Insured losses arising from the August 2015 Port of Tianjin explosions are now estimated at US$4 billion, according to Allianz Global Corporate & Specialty's (AGCS) Safety and Shipping Review 2016.
Mr Ron Johnson, Regional Marine Manager at AGCS Pacific in Sydney, said in the Review: ““If as expected, half of the now estimated $4 billion insured losses arising out of the Tianjin explosions end up falling to the marine insurance industry, it will severely impact the profitability of global marine insurers. Based on rough estimates of global annual marine cargo insurance premiums, this could add as much as 7% to the 2015 global loss ratio for cargo insurers, at a time when cargo insurance premium rates are at their lowest on record.”
The explosions, which killed 173 people and injured hundreds, highlight the significant new accumulation exposures in Asian logistics centres, bringing to the fore supply chain issues.

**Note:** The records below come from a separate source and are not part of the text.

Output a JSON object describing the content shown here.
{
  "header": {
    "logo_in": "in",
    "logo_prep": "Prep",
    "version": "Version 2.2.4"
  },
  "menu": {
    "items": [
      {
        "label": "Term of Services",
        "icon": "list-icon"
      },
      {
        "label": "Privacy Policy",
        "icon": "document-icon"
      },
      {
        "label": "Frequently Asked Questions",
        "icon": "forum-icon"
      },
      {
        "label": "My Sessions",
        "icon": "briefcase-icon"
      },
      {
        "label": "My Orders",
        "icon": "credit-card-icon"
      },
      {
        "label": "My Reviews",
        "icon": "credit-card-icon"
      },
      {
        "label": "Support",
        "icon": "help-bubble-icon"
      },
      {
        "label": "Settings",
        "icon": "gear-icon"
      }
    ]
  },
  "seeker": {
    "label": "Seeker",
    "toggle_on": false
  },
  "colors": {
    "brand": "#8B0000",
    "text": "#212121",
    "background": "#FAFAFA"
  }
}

“Tianjin was not on many people’s radar as an accumulation risk prior to the explosions, yet as the report highlights, 285 of the Fortune Global 500 companies had facilities there and it clearly represented a significant supply chain risk many businesses were not prepared for,”said Mr Johnson.
Tianjin is one of the world’s top container ports by volume. All ship calls to the port were immediately suspended after the explosions on 13 August last year, a ban that continued as authorities investigated the blasts. Calls from cargo ships had largely resumed by 19 August, but the potential for supply chain disruption continued. Goods which were channelled through Tianjin before the explosions were diverted elsewhere, and access to value-add services and raw material imports was severely curtailed.
Confirmed insurance industry losses via company announcements had already totaled approximately $2 billion towards the end of 2015. However, the International Union of Marine Insurance (IUMI) has said the insured loss, including clean-up costs, damage to cars and other products stored at the site, could total $5-$6 billion.
The AGCS report also notes that pirate attacks in Southeast Asia are on the increase, with the region accounting for around 60% of all incidents (246 piracy attacks) last year. Cyber risks in the maritime and shipping industry are evolving rapidly too. Furthermore, major challenges are posed by ever-larger container ships with the cargo-carrying capacity of the largest vessels increased by 70% over 10 years to 19,000+ containers. Additionally, increased risks created by ’super storms’ and weather phenomena like the “super El Nino” in the Pacific demonstrate how safety risks and the potential for a billion-dollar shipping loss need to be factored in by the industry, as well as weather routing, which ensure the safe navigation of vessels. The report also covers aspects of the increased safety risks created by depressed market conditions for shipping, such as postponed ship maintenance, and seafarer fatigue issues.